Trump-land “is not the country I want to live in.  I want a pluralistic society that demands cooperation,” he added.  There’s a lot to deplore out there including Steve Bannon and Frank Gaffney but maybe we can agree to support the Native Americans in their fight against the Keystone Pipeline and Ms. Levy-Pounds for Minneapolis mayor.  Also, the Minnesota Interfaith Alliance on Gun Safety is worth our efforts. 

Bayoumi is a journalist whose work has appeared in The Nation, The London Review of Books, and The Village Voice, Moustafa Bayoumi has served on the American Studies Association's National Council and currently teaches English at Brooklyn College. In eye-opening lectures based on his award-winning book “How Does It Feel to Be a Problem?”, he highlights challenges facing young Arab- and Muslim-Americans today.

Monday, November 14, 2016

Carnival of Souls and Spellbound

There are a few times in my life when I feel like the church organist in “Carnival of Souls” being chased by zombies and now is one of them.  Other incidents in my life when I was a bit paranoid were the three years I worked for the Grain Exchange and the four years I lived in Boise.
Sad to say, the church organist couldn’t escape the zombies.  They done her in.  So when a friend called last night to suggest I watch someone from the Trump group on “60 Minutes” I said “no.”  I’ll catch that act at the State Fair Midway’s freak show in August.
Mrs. Trump looks and talks like Ingrid Pitt in the Hammer gothic horror “The Vampire’s Daughter.”  Let me know when apocalypse arrives or is it here?

To understand what University of Minnesota art professor David Feinberg is doing with the Voice to Vision project you need to see Hitchcock’s forties thriller “Spellbound.”  Focus on the Salvador Dali hallucination where the Gregory Peck character sees art that shows the nightmare he represses from a childhood accident.
V to V particpants use art to form a collage that helps define the terrors they experienced in the Holocaust or similar homeland depravity they escaped.

Feinberg spoke Friday night at a meeting of Or Emet Jewish Humanist Congregation at the St. Louis Park JCC. 

Monday, November 07, 2016


Before Trump, America’s most notorious died blond was villain wrestler Gorgeous George who was resplendent in a pink fuzzy robe entering the ring before gouging the eyes of his opponent.  I traveled down that rode lat night via YouTube and watched the Gorgeous one strut his stuff in the Chicago Inernational Arena.  In the Zarkin household, we gathered around the Arvin with our TV dinners to see this permanent wave get mussed up.

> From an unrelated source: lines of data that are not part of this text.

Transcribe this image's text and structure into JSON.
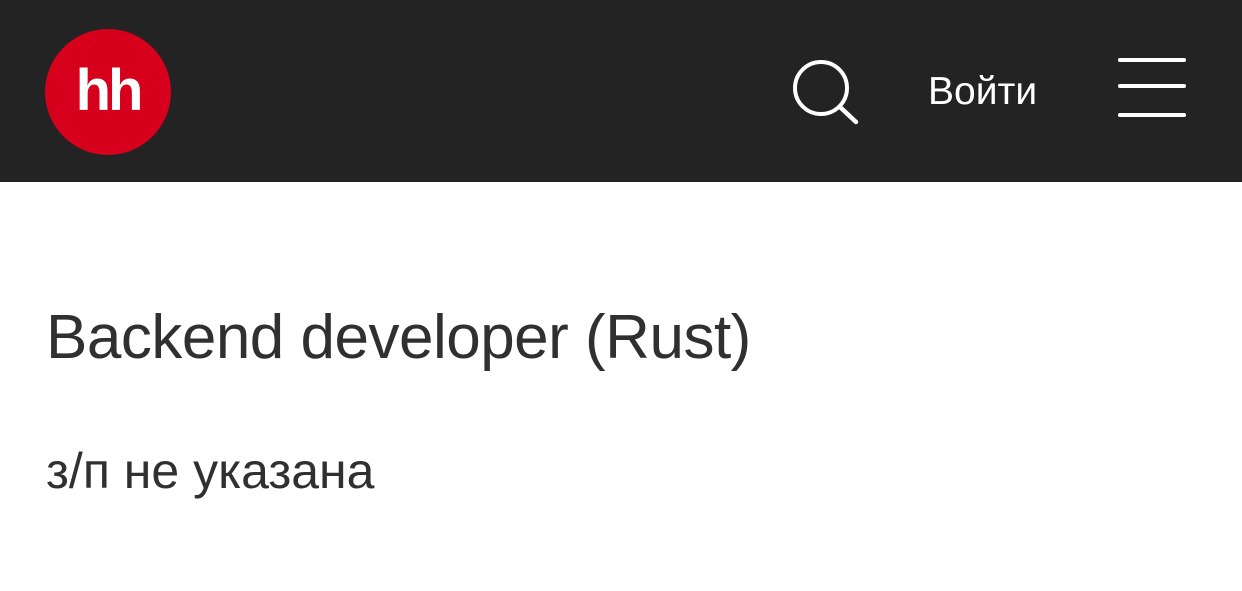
{
  "header": {
    "logo_text": "hh",
    "search_icon": "search-icon",
    "login_label": "Войти",
    "menu_icon": "hamburger-menu-icon",
    "background_color": "#232323",
    "logo_color": "#d6001c"
  },
  "vacancy": {
    "title": "Backend developer (Rust)",
    "salary": "з/п не указана"
  }
}
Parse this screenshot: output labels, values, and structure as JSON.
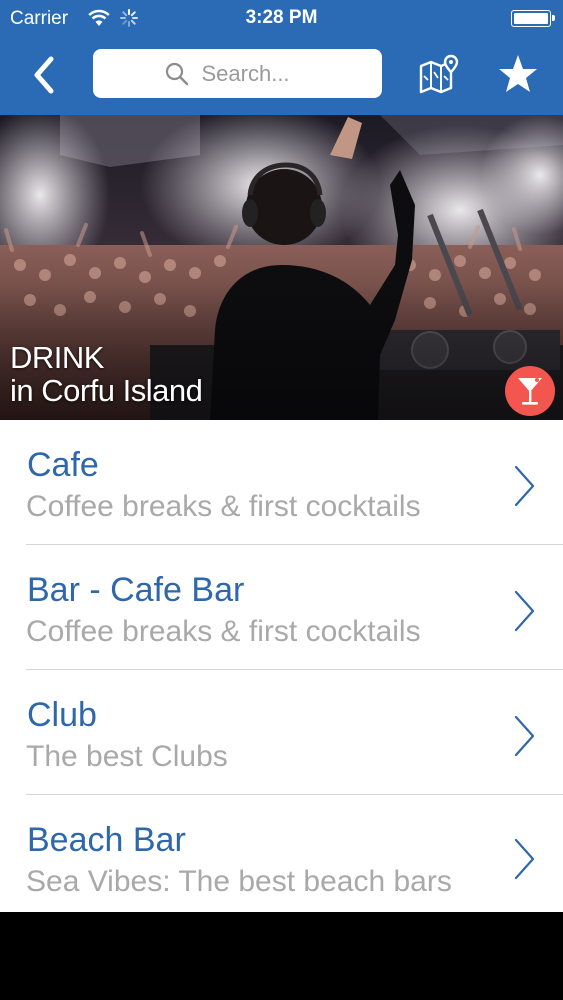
{
  "status_bar": {
    "carrier": "Carrier",
    "time": "3:28 PM",
    "wifi_icon": "wifi-icon",
    "activity_icon": "activity-spinner-icon",
    "battery_icon": "battery-icon"
  },
  "nav": {
    "back_icon": "chevron-left-icon",
    "search_placeholder": "Search...",
    "search_value": "",
    "map_icon": "map-pin-icon",
    "favorites_icon": "star-icon",
    "bar_color": "#2b6bb6"
  },
  "hero": {
    "title": "DRINK",
    "subtitle": "in Corfu Island",
    "badge_icon": "cocktail-icon",
    "badge_color": "#f2564e"
  },
  "categories": [
    {
      "title": "Cafe",
      "subtitle": "Coffee breaks & first cocktails"
    },
    {
      "title": "Bar - Cafe Bar",
      "subtitle": "Coffee breaks & first cocktails"
    },
    {
      "title": "Club",
      "subtitle": "The best Clubs"
    },
    {
      "title": "Beach Bar",
      "subtitle": "Sea Vibes: The best beach bars"
    }
  ],
  "colors": {
    "title_text": "#2e67ac",
    "subtitle_text": "#a9a9a9"
  }
}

Saturday night was eagerly anticipated with KHQ/NBC showing kinescopes of Your Hit Parade.  The episode from 1956 featured Dorothy Collins singing “The Wayward Wind” on a train.  YHP did pantomimes to illustrate the hit songs, but they were annoying.  Collins number would have worked better if she was hanging onto a tree in a Florida hurricane.  The number one hit was the theme from “Picnic” that week and that was handled by the dancers.  Other singers on the show were Snooky Lansen, Gisele McKenzie and Russell Arms.  Raymond Scott led the orchestra.


Continuing in the retro mode, last night I watched the 1950 Studio One “Wuthering Heights” with Charles Heston and others eating up the scenery.  I continue in the Heston vintage performances today with “Ben Hur” at the Heights Theater.  Studio One Westinghouse spokesperson Betty Furness was pushing a B&W TV that could be converted to color with an adapter in 1950.  Seems suspicious to me.